▶ [What you have to do]: Wherever the word "Vorgaben" occurs in the listing below, copy that whole line.

☆ ☆ ☆

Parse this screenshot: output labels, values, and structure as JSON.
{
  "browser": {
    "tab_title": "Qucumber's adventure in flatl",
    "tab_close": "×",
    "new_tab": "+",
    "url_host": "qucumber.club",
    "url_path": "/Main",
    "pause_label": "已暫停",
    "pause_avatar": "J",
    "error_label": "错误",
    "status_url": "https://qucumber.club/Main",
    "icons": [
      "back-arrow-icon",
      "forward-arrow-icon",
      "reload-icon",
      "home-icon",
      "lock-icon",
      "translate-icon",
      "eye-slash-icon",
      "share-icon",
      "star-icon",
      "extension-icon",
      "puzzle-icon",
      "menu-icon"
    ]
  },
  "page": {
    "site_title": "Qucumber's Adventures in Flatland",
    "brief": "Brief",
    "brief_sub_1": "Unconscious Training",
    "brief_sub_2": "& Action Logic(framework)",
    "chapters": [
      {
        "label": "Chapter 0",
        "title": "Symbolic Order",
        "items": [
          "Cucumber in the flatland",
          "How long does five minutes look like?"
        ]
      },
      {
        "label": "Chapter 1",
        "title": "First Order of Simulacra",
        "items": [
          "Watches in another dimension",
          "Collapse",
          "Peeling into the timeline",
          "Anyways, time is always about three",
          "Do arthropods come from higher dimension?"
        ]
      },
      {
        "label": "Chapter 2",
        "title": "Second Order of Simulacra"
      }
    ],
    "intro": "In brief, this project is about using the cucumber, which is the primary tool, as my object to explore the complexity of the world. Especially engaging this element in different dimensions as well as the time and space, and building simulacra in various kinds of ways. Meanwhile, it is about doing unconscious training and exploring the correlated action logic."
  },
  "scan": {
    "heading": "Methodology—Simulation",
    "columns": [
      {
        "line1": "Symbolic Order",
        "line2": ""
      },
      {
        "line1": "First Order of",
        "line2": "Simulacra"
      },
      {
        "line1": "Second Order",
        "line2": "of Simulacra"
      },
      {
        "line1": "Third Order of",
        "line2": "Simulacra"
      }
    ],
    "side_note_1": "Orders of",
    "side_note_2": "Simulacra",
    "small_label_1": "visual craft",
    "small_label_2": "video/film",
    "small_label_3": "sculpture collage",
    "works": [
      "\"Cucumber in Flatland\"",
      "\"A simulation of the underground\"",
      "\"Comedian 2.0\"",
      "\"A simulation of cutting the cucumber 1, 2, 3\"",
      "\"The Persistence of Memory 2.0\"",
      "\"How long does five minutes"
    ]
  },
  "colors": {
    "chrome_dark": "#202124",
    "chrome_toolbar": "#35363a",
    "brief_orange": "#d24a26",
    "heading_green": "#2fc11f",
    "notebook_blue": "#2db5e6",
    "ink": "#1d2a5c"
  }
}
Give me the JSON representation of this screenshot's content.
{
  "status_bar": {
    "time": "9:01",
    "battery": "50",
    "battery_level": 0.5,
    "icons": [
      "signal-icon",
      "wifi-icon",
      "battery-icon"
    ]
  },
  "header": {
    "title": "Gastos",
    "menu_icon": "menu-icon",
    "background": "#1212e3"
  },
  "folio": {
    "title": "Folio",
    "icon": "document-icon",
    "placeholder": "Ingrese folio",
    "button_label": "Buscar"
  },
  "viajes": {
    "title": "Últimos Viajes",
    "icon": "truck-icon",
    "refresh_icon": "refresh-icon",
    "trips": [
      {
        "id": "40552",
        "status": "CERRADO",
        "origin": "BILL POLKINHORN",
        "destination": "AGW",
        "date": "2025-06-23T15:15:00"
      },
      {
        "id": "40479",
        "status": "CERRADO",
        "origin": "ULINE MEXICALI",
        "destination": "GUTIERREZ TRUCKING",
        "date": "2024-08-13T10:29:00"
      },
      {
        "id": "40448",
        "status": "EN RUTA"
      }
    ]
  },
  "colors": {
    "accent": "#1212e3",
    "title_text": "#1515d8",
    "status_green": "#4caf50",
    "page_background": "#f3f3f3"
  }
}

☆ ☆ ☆

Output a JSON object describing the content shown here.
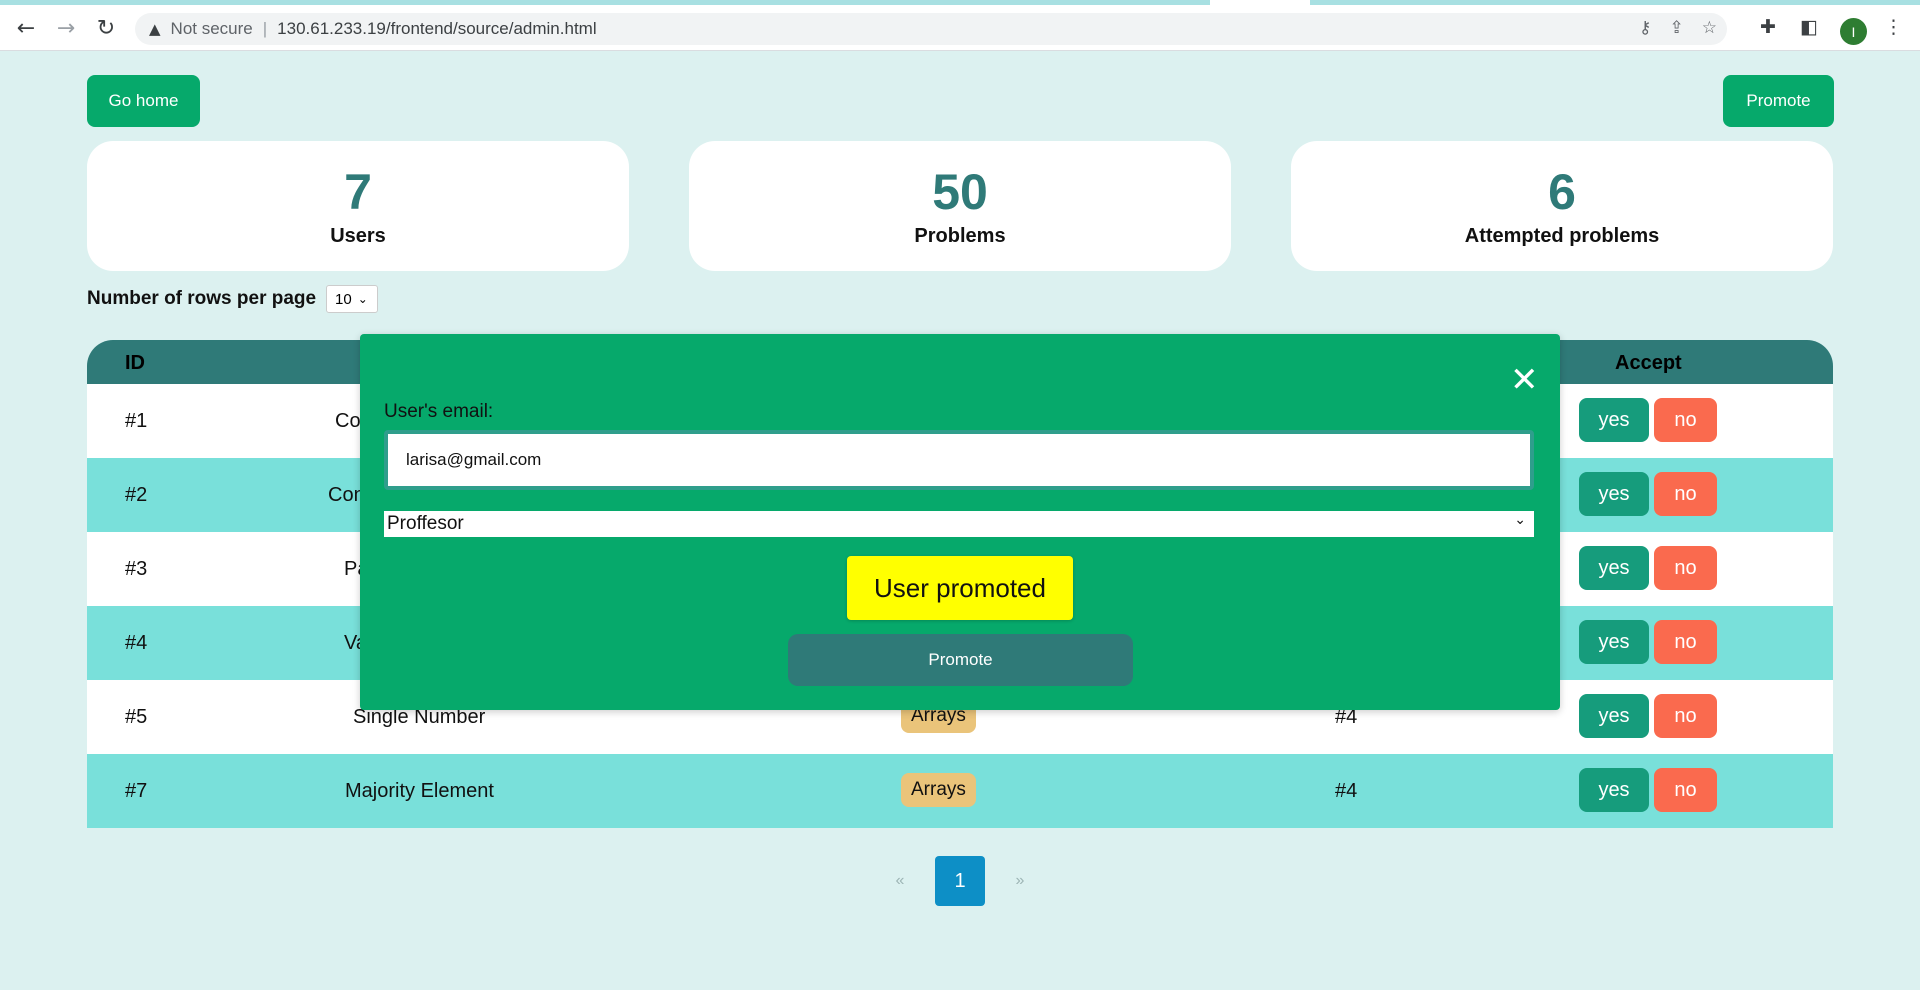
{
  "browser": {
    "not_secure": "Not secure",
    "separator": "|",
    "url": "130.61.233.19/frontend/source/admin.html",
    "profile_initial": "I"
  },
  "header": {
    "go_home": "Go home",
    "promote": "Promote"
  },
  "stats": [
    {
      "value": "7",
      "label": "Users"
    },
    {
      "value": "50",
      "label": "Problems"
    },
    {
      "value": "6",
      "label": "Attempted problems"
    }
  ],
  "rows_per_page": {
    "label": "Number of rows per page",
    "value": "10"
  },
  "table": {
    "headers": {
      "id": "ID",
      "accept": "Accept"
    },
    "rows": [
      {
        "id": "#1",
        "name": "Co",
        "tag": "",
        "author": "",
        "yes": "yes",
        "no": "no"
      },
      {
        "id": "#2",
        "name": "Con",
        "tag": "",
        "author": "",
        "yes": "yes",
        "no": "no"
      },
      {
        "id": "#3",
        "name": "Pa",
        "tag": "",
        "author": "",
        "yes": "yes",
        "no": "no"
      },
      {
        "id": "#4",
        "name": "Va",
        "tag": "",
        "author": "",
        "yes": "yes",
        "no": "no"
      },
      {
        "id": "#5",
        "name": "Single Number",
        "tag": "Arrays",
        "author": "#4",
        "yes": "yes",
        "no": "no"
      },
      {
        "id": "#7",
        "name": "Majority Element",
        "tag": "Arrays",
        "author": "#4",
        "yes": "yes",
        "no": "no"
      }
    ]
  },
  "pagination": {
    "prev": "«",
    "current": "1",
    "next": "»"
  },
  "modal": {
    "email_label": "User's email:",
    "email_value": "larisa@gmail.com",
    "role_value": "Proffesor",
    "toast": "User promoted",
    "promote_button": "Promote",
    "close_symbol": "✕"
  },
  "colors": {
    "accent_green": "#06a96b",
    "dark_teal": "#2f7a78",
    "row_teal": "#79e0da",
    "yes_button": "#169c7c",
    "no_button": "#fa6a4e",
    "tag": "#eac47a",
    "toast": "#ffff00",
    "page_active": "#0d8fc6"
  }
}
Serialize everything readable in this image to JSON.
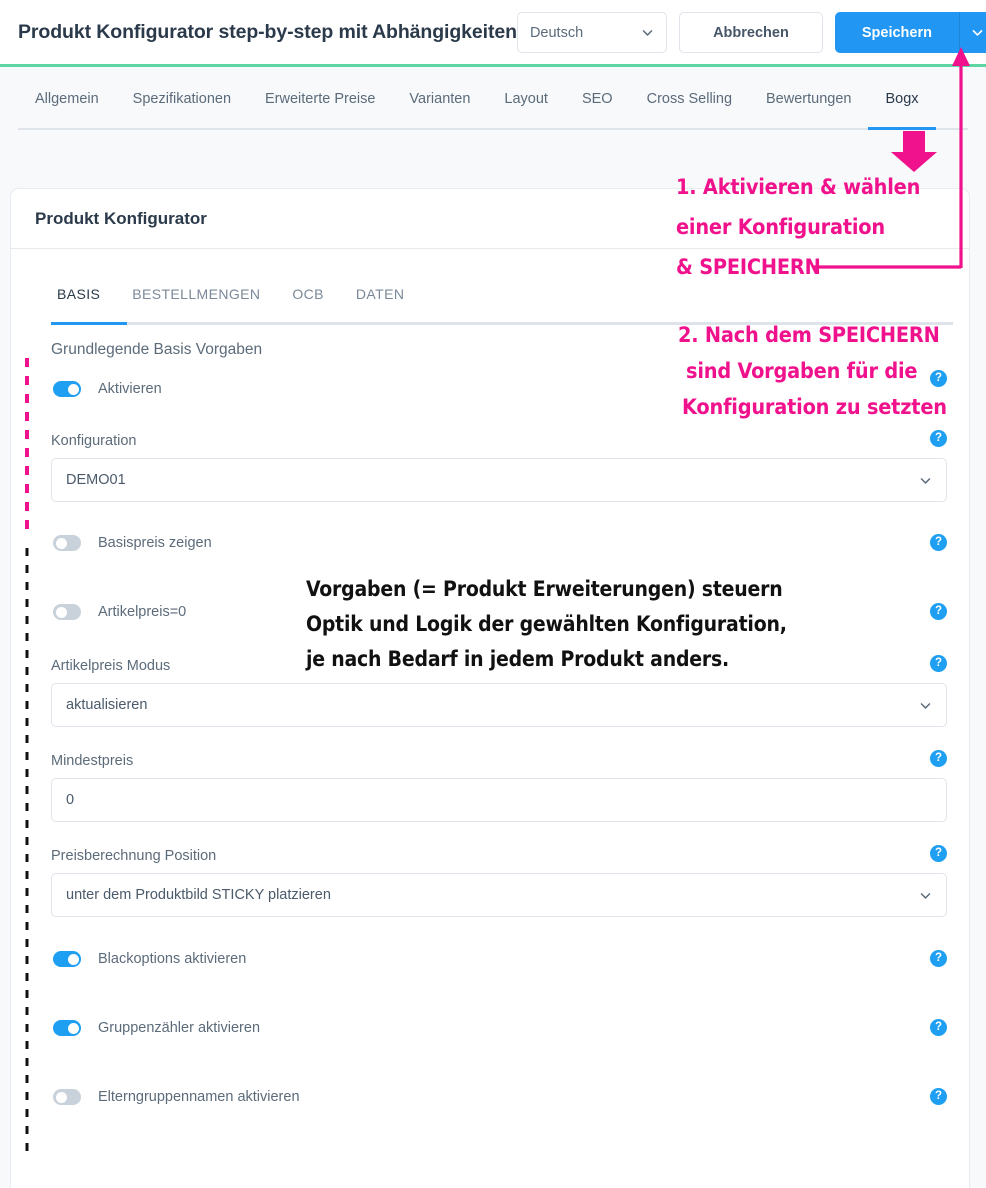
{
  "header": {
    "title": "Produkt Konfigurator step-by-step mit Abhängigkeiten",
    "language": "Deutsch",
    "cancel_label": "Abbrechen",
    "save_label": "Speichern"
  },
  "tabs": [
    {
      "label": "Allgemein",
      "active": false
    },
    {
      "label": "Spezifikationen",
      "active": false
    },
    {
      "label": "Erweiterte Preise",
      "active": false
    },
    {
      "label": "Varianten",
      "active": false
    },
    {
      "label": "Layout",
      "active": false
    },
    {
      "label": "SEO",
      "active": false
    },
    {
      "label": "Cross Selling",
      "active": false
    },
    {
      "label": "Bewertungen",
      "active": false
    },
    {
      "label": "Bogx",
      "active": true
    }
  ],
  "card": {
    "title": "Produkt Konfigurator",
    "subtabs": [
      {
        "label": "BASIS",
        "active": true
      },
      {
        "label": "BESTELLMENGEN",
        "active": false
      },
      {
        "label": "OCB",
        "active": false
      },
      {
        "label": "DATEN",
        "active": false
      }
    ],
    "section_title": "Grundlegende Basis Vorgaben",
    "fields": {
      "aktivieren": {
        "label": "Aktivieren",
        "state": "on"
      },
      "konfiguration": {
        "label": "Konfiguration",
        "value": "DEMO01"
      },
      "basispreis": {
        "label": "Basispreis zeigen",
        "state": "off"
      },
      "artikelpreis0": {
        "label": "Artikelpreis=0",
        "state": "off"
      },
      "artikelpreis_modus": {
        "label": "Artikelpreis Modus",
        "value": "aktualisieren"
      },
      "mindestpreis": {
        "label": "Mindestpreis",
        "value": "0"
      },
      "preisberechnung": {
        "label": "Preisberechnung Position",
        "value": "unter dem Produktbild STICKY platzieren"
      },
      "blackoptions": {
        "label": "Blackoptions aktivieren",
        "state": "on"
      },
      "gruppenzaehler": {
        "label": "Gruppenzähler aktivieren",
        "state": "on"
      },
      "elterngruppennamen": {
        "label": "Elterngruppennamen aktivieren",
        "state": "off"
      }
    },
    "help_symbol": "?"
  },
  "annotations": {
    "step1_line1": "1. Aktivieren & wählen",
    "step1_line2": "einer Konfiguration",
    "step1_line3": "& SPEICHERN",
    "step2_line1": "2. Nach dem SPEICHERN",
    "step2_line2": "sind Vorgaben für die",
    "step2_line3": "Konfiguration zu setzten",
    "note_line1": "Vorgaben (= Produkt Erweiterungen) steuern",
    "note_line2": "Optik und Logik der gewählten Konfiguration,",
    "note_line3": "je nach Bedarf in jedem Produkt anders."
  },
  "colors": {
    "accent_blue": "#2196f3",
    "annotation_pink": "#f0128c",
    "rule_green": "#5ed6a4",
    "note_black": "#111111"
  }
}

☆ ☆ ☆

▶ [Your response]:
    "section_title": "Grundlegende Basis Vorgaben",
    "step2_line2": "sind Vorgaben für die",
    "note_line1": "Vorgaben (= Produkt Erweiterungen) steuern",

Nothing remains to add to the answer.